A new Government Accountability Office report found that three main actors in contingency contracting — the Defense and State Departments and the U.S. Agency for International Development — will likely only implement a fraction of the recommendations set out by the Commission on Wartime Contracting. The agencies have either determined their existing policies already address the commission's concerns or they disagreed with the recommendation in the first place, GAO found.
An amendment to the 2012 Defense Authorization Bill, passed by the Senate last week, caps taxpayer-funded compensation for all contracting employees at $400,000. Senate sponsors of the measure say the measure is designed to head off burgeoning defense contractor salaries. Federal employee unions have applauded the bill, but it has drawn the ire of industry groups. The Senate version of the defense bill, which contains controversial provisions dealing with military detainees, must still be reconciled with a House version before becoming law.
Tags: contracting , industry , Barbara Boxer , Chuck Grassley , Jay Rockefeller , 2012 Defense Authorization bill , Congress , Senate , AFGE , John Gage , Acquisition Reform Working Group , Jack Moore
The contract management agency has added staff in recent years and sought a pivot in strategy, the GAO found. But DCMA still faces issues, such as contingency contracting and its reliance on DCAA, that impact its ability to meet its mission, GAO's John Hutton said on In Depth with Francis Rose.
John Hutton, the director of acquisition and sourcing management issues at GAO, joined In Depth with Francis Rose to discuss the watchdog agency's latest report, which focused on service contracts.
In 2008, Congress mandated the Pentagon to keep an inventory of service contracts and review it annually to make sure government work wasn't being improperly outsourced. But the Government Accountability Office, in a recent report, found a lack of guidance from the top has led to challenges in implementing that requirement.
Despite mounting pressure from certain quarters of the government and Congress to more aggressively suspend and debar irresponsible contractors, some agencies only rarely, if ever, do so. Rob Burton, the former acting administrator of the Office of Federal Procurement Policy, said data on suspensions and debarments isn't always an apples-to-apples comparison.
Tags: In Depth , Francis Rose , acquisition policy , suspension and debarment , Rob Burton , Venable law firm , industry , contracting , Industry Chatter , Inside the Worlds Biggest Buyer , Jack Moore
Joe Jordan has led the Office of Federal Procurement Policy for a little more than two weeks. But he's wasting no time setting priorities. Jordan spoke to In Depth with Francis Rose as part of Federal News Radio's week-long special report, Inside the World's Biggest Buyer.
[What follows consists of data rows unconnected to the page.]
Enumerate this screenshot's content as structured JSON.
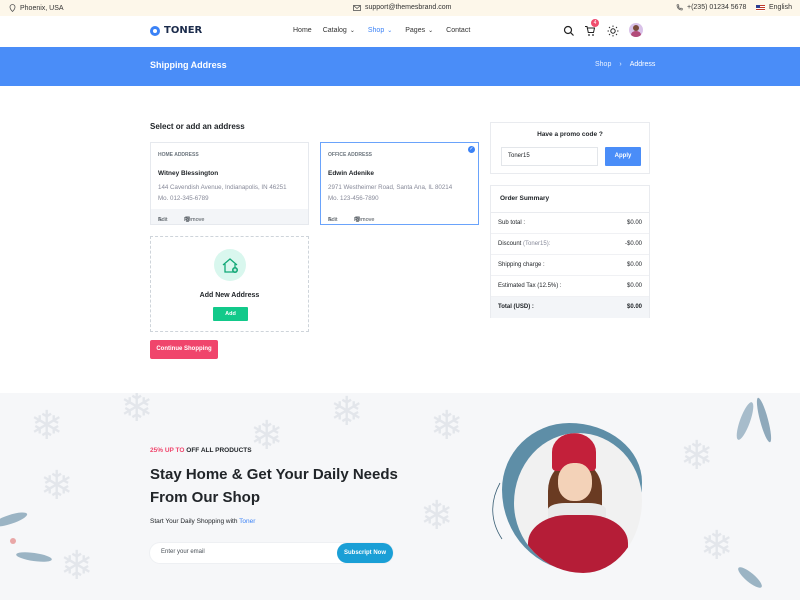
{
  "topbar": {
    "location": "Phoenix, USA",
    "email": "support@themesbrand.com",
    "phone": "+(235) 01234 5678",
    "language": "English"
  },
  "nav": {
    "brand": "TONER",
    "menu": [
      {
        "label": "Home",
        "has_dropdown": false,
        "active": false
      },
      {
        "label": "Catalog",
        "has_dropdown": true,
        "active": false
      },
      {
        "label": "Shop",
        "has_dropdown": true,
        "active": true
      },
      {
        "label": "Pages",
        "has_dropdown": true,
        "active": false
      },
      {
        "label": "Contact",
        "has_dropdown": false,
        "active": false
      }
    ],
    "cart_count": "4",
    "icons": [
      "search-icon",
      "cart-icon",
      "theme-toggle-icon",
      "avatar"
    ]
  },
  "banner": {
    "title": "Shipping Address",
    "breadcrumb": [
      "Shop",
      "Address"
    ]
  },
  "address_section": {
    "title": "Select or add an address",
    "addresses": [
      {
        "type": "HOME ADDRESS",
        "name": "Witney Blessington",
        "line1": "144 Cavendish Avenue, Indianapolis, IN 46251",
        "phone": "Mo. 012-345-6789",
        "selected": false
      },
      {
        "type": "OFFICE ADDRESS",
        "name": "Edwin Adenike",
        "line1": "2971 Westheimer Road, Santa Ana, IL 80214",
        "phone": "Mo. 123-456-7890",
        "selected": true
      }
    ],
    "edit_label": "Edit",
    "remove_label": "Remove",
    "new_address_label": "Add New Address",
    "add_button": "Add",
    "continue_button": "Continue Shopping"
  },
  "promo_code": {
    "title": "Have a promo code ?",
    "value": "Toner15",
    "apply_button": "Apply"
  },
  "order_summary": {
    "title": "Order Summary",
    "rows": [
      {
        "label": "Sub total :",
        "note": "",
        "value": "$0.00"
      },
      {
        "label": "Discount ",
        "note": "(Toner15):",
        "value": "-$0.00"
      },
      {
        "label": "Shipping charge :",
        "note": "",
        "value": "$0.00"
      },
      {
        "label": "Estimated Tax (12.5%) :",
        "note": "",
        "value": "$0.00"
      },
      {
        "label": "Total (USD) :",
        "note": "",
        "value": "$0.00"
      }
    ]
  },
  "promo_section": {
    "tag_highlight": "25% UP TO",
    "tag_rest": " OFF ALL PRODUCTS",
    "headline": "Stay Home & Get Your Daily Needs From Our Shop",
    "sub_prefix": "Start Your Daily Shopping with ",
    "sub_brand": "Toner",
    "email_placeholder": "Enter your email",
    "subscribe_button": "Subscript Now"
  },
  "colors": {
    "primary": "#4a8df8",
    "accent_pink": "#f0456c",
    "success": "#12c98a",
    "subscribe": "#1a9fd6"
  }
}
Two former administrators of the Office of Federal Procurement Policy, Al Burman and Steve Kelman, discuss how acquisition reforms and improvements often fall prey to partisanship. One of OFPP's goals is not only to create acquisition policy, but systems that last beyond one administration. "You want to try to have continuity, as much as you can and keep better management of the procurement system out of partisan politics as much as you can," Kelman said. "If it's just an initiative — if it's forgotten in six months — it's never going to accomplish anything."
The federal government as a whole has consistently missed its goal to award 23 percent of its contract dollars to small businesses. But the government also has examples of agencies bucking that trend. In part two of our special report, The Small Business Dilemma, Federal News Radio speaks with several agencies' about how they're succeeding in the small business contracting arena.
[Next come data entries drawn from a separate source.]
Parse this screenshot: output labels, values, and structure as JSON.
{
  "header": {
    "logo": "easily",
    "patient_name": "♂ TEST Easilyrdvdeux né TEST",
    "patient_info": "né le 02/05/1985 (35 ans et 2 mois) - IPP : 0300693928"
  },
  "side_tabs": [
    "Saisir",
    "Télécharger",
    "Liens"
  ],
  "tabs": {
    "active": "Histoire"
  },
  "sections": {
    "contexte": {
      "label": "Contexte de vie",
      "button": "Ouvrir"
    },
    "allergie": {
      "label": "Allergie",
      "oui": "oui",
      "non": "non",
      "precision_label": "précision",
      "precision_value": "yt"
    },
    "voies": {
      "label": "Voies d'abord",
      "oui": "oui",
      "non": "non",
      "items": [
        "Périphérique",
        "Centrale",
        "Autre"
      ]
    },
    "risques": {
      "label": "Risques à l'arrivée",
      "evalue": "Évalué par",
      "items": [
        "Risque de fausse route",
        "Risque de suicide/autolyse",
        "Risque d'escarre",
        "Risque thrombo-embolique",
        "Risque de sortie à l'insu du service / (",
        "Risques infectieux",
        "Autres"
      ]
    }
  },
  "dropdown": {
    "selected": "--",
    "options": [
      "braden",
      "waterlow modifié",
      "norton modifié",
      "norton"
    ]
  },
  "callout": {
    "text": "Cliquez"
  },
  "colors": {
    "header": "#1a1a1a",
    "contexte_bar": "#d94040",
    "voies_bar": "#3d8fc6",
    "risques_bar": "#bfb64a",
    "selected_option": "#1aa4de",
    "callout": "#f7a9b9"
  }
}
Jon Etherton, president of Etherton and Associates Inc., will talk about the congressional process and how its affecting acquisition.
October 9, 2012
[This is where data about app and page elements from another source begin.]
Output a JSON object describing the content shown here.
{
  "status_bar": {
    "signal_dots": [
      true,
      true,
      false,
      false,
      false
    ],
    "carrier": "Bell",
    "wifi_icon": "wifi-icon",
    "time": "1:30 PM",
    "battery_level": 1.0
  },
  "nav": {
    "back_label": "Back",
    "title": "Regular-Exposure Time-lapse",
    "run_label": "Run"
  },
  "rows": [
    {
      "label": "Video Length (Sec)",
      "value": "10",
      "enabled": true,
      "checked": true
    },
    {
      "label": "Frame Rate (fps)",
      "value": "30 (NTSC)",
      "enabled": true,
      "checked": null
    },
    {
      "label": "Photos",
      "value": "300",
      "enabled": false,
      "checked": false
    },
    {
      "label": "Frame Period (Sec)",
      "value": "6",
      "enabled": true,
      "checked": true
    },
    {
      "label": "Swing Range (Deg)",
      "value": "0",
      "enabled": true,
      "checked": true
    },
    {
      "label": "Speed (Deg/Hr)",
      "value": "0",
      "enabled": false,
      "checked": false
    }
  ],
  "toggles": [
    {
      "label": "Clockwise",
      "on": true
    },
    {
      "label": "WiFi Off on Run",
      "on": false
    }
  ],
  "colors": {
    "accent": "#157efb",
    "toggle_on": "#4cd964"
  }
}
Tags: contracting , procurement , Jon Etherton , Etherton and Associates , Congress , sequestration , defense authorization , acquisition policy , lame duck session , Senate Armed Services Committee , Roger Waldron , Off the Shelf